Material to process:
# # # # # # #

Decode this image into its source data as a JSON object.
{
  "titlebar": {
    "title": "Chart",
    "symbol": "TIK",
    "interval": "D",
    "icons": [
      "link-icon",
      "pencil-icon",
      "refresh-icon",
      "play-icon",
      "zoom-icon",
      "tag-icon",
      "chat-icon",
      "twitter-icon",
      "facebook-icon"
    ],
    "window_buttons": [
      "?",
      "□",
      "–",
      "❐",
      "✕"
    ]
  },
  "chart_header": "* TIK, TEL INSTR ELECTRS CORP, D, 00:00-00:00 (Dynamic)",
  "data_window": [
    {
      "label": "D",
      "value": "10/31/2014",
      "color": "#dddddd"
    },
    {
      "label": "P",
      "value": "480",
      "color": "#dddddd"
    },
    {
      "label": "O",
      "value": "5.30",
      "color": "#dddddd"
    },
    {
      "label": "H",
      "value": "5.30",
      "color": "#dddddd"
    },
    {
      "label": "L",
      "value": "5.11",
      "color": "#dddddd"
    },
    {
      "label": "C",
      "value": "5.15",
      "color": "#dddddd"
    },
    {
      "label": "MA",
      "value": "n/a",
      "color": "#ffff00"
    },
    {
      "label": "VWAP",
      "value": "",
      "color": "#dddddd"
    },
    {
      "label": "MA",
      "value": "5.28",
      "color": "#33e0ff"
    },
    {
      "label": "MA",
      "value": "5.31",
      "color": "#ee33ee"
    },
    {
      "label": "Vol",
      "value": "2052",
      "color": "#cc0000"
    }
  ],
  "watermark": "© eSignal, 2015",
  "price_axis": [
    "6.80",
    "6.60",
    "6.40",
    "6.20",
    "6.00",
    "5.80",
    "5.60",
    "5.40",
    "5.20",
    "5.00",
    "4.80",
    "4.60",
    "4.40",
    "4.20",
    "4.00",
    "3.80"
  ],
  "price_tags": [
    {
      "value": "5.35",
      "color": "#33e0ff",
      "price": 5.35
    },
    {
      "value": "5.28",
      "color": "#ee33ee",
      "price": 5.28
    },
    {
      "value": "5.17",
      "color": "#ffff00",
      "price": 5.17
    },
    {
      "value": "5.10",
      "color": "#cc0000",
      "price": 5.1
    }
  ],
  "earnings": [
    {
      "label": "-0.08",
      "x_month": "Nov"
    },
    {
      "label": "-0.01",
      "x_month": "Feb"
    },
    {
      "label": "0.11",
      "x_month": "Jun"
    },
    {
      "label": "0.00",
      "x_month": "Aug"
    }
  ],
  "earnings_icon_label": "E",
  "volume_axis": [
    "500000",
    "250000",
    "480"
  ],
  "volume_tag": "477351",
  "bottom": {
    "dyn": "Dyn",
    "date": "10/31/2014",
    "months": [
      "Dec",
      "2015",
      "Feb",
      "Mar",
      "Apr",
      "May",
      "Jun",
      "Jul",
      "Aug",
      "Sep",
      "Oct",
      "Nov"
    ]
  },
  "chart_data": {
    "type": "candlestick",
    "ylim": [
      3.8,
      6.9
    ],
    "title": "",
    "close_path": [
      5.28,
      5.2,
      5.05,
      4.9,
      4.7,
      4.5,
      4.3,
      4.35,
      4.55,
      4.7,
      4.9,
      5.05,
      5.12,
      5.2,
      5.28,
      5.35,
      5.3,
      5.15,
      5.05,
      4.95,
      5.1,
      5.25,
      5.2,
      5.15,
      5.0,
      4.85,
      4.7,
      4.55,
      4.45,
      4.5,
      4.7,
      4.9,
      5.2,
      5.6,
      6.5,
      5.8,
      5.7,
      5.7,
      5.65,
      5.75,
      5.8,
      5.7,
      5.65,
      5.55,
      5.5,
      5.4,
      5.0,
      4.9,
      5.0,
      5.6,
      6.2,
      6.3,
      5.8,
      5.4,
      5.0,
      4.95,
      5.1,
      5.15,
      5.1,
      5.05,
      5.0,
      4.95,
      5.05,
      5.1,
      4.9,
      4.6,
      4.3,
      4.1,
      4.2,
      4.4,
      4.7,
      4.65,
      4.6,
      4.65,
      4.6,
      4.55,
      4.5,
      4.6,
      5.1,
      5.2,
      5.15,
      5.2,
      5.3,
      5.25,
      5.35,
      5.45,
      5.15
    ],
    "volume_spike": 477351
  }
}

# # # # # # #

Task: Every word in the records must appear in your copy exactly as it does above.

Answer:
Decode this image into its source data as a JSON object.
{
  "titlebar": {
    "title": "Chart",
    "symbol": "TIK",
    "interval": "D",
    "icons": [
      "link-icon",
      "pencil-icon",
      "refresh-icon",
      "play-icon",
      "zoom-icon",
      "tag-icon",
      "chat-icon",
      "twitter-icon",
      "facebook-icon"
    ],
    "window_buttons": [
      "?",
      "□",
      "–",
      "❐",
      "✕"
    ]
  },
  "chart_header": "* TIK, TEL INSTR ELECTRS CORP, D, 00:00-00:00 (Dynamic)",
  "data_window": [
    {
      "label": "D",
      "value": "10/31/2014",
      "color": "#dddddd"
    },
    {
      "label": "P",
      "value": "480",
      "color": "#dddddd"
    },
    {
      "label": "O",
      "value": "5.30",
      "color": "#dddddd"
    },
    {
      "label": "H",
      "value": "5.30",
      "color": "#dddddd"
    },
    {
      "label": "L",
      "value": "5.11",
      "color": "#dddddd"
    },
    {
      "label": "C",
      "value": "5.15",
      "color": "#dddddd"
    },
    {
      "label": "MA",
      "value": "n/a",
      "color": "#ffff00"
    },
    {
      "label": "VWAP",
      "value": "",
      "color": "#dddddd"
    },
    {
      "label": "MA",
      "value": "5.28",
      "color": "#33e0ff"
    },
    {
      "label": "MA",
      "value": "5.31",
      "color": "#ee33ee"
    },
    {
      "label": "Vol",
      "value": "2052",
      "color": "#cc0000"
    }
  ],
  "watermark": "© eSignal, 2015",
  "price_axis": [
    "6.80",
    "6.60",
    "6.40",
    "6.20",
    "6.00",
    "5.80",
    "5.60",
    "5.40",
    "5.20",
    "5.00",
    "4.80",
    "4.60",
    "4.40",
    "4.20",
    "4.00",
    "3.80"
  ],
  "price_tags": [
    {
      "value": "5.35",
      "color": "#33e0ff",
      "price": 5.35
    },
    {
      "value": "5.28",
      "color": "#ee33ee",
      "price": 5.28
    },
    {
      "value": "5.17",
      "color": "#ffff00",
      "price": 5.17
    },
    {
      "value": "5.10",
      "color": "#cc0000",
      "price": 5.1
    }
  ],
  "earnings": [
    {
      "label": "-0.08",
      "x_month": "Nov"
    },
    {
      "label": "-0.01",
      "x_month": "Feb"
    },
    {
      "label": "0.11",
      "x_month": "Jun"
    },
    {
      "label": "0.00",
      "x_month": "Aug"
    }
  ],
  "earnings_icon_label": "E",
  "volume_axis": [
    "500000",
    "250000",
    "480"
  ],
  "volume_tag": "477351",
  "bottom": {
    "dyn": "Dyn",
    "date": "10/31/2014",
    "months": [
      "Dec",
      "2015",
      "Feb",
      "Mar",
      "Apr",
      "May",
      "Jun",
      "Jul",
      "Aug",
      "Sep",
      "Oct",
      "Nov"
    ]
  },
  "chart_data": {
    "type": "candlestick",
    "ylim": [
      3.8,
      6.9
    ],
    "title": "",
    "close_path": [
      5.28,
      5.2,
      5.05,
      4.9,
      4.7,
      4.5,
      4.3,
      4.35,
      4.55,
      4.7,
      4.9,
      5.05,
      5.12,
      5.2,
      5.28,
      5.35,
      5.3,
      5.15,
      5.05,
      4.95,
      5.1,
      5.25,
      5.2,
      5.15,
      5.0,
      4.85,
      4.7,
      4.55,
      4.45,
      4.5,
      4.7,
      4.9,
      5.2,
      5.6,
      6.5,
      5.8,
      5.7,
      5.7,
      5.65,
      5.75,
      5.8,
      5.7,
      5.65,
      5.55,
      5.5,
      5.4,
      5.0,
      4.9,
      5.0,
      5.6,
      6.2,
      6.3,
      5.8,
      5.4,
      5.0,
      4.95,
      5.1,
      5.15,
      5.1,
      5.05,
      5.0,
      4.95,
      5.05,
      5.1,
      4.9,
      4.6,
      4.3,
      4.1,
      4.2,
      4.4,
      4.7,
      4.65,
      4.6,
      4.65,
      4.6,
      4.55,
      4.5,
      4.6,
      5.1,
      5.2,
      5.15,
      5.2,
      5.3,
      5.25,
      5.35,
      5.45,
      5.15
    ],
    "volume_spike": 477351
  }
}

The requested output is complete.